I put in as much as I could while remaining comfortable and really enjoyed the 500m downhill stretch before the climb proper started. This was about 2km on the main road as it wound its way up the hill towards Emerald Station. This was the point of no return. Beat him to here and your in with a chance. I'd passed 9km and as I reached the crossing news was that Billy had steamed past a few minutes ago. Through this section I averaged 4:40, not quite the 4:20 - 4:30 I had told my self I could do, but still a very good pace. I'm becoming a runner.
Damn, Billy had passed, but still there is hope of catching him yet. At 10km I knew it was flat or down hill. It seems that everyone around me had also read my last post. I was hoping to blow them away with a burst of speed through here but they all took off as well!
Last time I ran this I was feeling the pinch here, today I was able to actually run faster and try and gain some time. At 4:19 pace 11km came and went as we turned onto the path that leads towards the lake and our finish line. I upped the effort again and slipped into the 2-1 breathing as I headed for home. 2.3km to go and I knew I could push it hard. I heard a final whistle and saw the plume of smoke. Was I in with a chance still? I calculated that I had about 7-8 minutes to run.

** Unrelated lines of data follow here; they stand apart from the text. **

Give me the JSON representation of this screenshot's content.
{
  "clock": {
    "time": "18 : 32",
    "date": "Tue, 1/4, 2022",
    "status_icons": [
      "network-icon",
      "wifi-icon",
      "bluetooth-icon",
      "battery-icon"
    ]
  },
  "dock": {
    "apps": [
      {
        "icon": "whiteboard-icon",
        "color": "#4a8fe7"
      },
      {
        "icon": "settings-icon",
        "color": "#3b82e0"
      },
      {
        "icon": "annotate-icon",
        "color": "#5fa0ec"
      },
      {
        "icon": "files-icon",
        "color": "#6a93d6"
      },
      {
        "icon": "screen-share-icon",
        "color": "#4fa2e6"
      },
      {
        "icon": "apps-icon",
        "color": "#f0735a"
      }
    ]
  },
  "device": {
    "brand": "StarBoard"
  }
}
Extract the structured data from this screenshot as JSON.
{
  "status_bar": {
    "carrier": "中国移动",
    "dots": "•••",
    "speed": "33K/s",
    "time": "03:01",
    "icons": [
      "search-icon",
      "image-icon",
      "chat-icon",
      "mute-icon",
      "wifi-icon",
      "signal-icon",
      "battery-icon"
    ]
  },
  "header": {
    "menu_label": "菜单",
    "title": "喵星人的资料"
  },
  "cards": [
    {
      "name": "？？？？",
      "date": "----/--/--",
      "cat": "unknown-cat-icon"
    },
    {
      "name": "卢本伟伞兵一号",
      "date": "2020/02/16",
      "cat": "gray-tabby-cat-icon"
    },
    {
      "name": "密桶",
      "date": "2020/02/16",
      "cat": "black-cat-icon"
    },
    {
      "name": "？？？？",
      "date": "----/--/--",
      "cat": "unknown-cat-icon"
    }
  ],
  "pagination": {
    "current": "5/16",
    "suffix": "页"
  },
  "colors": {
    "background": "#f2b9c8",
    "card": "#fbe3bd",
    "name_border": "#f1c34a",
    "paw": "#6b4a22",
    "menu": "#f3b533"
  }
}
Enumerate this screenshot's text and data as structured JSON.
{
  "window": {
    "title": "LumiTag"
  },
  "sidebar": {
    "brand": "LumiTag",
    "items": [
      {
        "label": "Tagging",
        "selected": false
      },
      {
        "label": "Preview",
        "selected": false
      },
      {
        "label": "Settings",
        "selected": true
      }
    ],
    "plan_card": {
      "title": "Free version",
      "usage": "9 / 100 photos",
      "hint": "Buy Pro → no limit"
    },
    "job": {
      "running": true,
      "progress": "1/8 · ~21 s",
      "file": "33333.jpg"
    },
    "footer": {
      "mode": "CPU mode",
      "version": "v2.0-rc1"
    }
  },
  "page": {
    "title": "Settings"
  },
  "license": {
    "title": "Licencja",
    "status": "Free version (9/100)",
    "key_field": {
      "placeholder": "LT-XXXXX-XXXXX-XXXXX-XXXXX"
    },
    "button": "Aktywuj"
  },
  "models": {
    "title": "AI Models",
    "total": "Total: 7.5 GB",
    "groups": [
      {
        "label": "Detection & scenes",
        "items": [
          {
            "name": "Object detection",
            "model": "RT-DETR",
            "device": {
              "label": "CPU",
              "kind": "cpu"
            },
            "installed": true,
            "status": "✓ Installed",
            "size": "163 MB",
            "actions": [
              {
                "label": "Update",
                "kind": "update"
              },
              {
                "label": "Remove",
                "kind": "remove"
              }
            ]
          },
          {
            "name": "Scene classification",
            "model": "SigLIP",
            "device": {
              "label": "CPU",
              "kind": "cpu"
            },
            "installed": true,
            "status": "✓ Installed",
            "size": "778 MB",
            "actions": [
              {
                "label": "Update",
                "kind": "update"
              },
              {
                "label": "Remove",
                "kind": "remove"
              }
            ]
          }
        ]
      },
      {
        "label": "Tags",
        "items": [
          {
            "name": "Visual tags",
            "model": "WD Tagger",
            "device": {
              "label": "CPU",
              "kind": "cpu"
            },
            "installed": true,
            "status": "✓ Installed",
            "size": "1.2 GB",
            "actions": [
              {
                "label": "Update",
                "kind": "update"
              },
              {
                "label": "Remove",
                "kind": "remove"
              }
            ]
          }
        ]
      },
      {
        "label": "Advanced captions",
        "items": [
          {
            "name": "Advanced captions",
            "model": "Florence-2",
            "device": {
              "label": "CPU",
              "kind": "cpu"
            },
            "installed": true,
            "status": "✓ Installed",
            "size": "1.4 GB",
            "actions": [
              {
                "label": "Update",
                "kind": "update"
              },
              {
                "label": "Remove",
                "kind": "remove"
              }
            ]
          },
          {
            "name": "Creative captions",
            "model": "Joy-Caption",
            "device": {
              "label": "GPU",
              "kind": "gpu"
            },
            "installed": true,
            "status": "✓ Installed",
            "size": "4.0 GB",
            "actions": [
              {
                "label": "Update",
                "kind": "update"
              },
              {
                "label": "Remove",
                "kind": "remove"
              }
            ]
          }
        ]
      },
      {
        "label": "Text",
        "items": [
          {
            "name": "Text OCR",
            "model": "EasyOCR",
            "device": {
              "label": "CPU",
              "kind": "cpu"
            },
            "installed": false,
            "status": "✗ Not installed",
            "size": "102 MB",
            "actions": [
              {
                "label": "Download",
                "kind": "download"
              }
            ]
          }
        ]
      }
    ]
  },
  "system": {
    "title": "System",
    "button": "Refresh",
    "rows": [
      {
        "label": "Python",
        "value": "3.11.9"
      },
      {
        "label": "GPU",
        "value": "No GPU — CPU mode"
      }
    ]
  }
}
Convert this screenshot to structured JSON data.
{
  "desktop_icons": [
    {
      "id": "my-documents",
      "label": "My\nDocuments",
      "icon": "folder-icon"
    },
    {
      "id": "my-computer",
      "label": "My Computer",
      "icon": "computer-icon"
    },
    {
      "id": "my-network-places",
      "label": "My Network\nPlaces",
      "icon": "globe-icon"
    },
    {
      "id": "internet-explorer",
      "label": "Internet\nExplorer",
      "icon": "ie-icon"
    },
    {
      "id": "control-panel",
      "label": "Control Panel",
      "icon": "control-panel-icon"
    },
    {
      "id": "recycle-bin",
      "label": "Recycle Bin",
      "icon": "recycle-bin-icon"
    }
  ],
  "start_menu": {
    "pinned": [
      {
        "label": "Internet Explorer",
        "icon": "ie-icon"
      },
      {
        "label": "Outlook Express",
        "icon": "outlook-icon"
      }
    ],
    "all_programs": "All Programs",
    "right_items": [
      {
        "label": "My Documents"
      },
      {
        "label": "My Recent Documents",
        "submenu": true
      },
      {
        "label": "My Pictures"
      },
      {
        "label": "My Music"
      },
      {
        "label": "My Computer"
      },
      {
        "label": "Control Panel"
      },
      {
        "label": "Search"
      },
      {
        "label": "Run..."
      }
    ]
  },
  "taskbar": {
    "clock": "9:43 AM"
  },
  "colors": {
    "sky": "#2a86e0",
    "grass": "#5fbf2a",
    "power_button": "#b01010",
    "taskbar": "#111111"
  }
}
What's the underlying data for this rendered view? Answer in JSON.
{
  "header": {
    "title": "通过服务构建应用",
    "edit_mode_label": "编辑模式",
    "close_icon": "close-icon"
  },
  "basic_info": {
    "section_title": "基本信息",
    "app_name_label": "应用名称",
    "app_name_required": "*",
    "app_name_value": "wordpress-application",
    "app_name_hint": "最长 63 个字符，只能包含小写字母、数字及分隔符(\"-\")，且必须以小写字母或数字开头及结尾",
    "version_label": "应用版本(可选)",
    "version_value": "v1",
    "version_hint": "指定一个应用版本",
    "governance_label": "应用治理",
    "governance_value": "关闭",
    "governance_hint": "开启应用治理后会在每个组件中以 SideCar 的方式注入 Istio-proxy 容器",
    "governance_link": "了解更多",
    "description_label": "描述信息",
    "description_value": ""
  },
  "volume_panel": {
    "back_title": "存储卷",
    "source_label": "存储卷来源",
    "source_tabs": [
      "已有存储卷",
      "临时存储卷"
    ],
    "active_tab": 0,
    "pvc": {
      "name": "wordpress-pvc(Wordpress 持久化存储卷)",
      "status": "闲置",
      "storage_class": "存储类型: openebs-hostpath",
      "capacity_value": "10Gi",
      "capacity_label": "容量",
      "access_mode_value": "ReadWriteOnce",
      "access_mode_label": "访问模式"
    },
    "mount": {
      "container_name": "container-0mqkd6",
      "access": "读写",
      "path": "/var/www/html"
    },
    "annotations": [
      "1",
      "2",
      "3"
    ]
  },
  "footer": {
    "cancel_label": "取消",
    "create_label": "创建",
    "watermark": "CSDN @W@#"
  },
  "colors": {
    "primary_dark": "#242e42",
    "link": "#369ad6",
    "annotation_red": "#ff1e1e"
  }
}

4:01 minutes later I hit 12km. Runners around me were either running hard and we were step for step or people were left behind. It was such a great feeling having the endurance to push it out and finish strong. 750m came and went. The 500m sign was there. My lungs were burning and I could feel my form faltering a little but I was close to home. 250m to go and you could hear the crowd cheering as each runner finished. The last section of the path involved a hairpin turn and it was 150m up the hill to the finish line. I ducked and weaved past a few more runners as I gave it all to the line.
My heart sank as I saw Billy puffing away, but the clock just ticked over 58:00. I was stoked, that last km was run in 3:49. I found out the old man (All 97 years old!) had run it in 55:55, just over 2 minutes on me.
So I had wanted to run sub 55, but to run the 13.3 km in 57:57 was amazing. I felt strong the whole race through. All my little tweaks and play in training came to the party and I actually felt like a real runner. Averaging 4:30ish km times is no mean feat on this course.
Did I mention that my first run was 1:06:18? I set a new PB by over 8 minutes. Imagine if I can come back and do it in 8 minutes better next time? I know it is possible...
So did I meet my goals? I did and I'm proud!
My time was not quite as fast as I thought, but I really, really enjoyed the run. I'll take that any day, any race.
I finished in 57:57 (what a cool time!), and came 448 out of 3,058 runners - top 14%. I wanted top 20% and I got it, I give full respect to anyone who ran, male or female makes no odds. You race and you race me :)
In my division I was 275 of 1,082 runners, top 26%.
This race is also a fund raiser for the Puffing Billy railway, so by running today I'm helping keep something special alive. Old man, I'll be back. You won't get me at 3-zip. No you wont.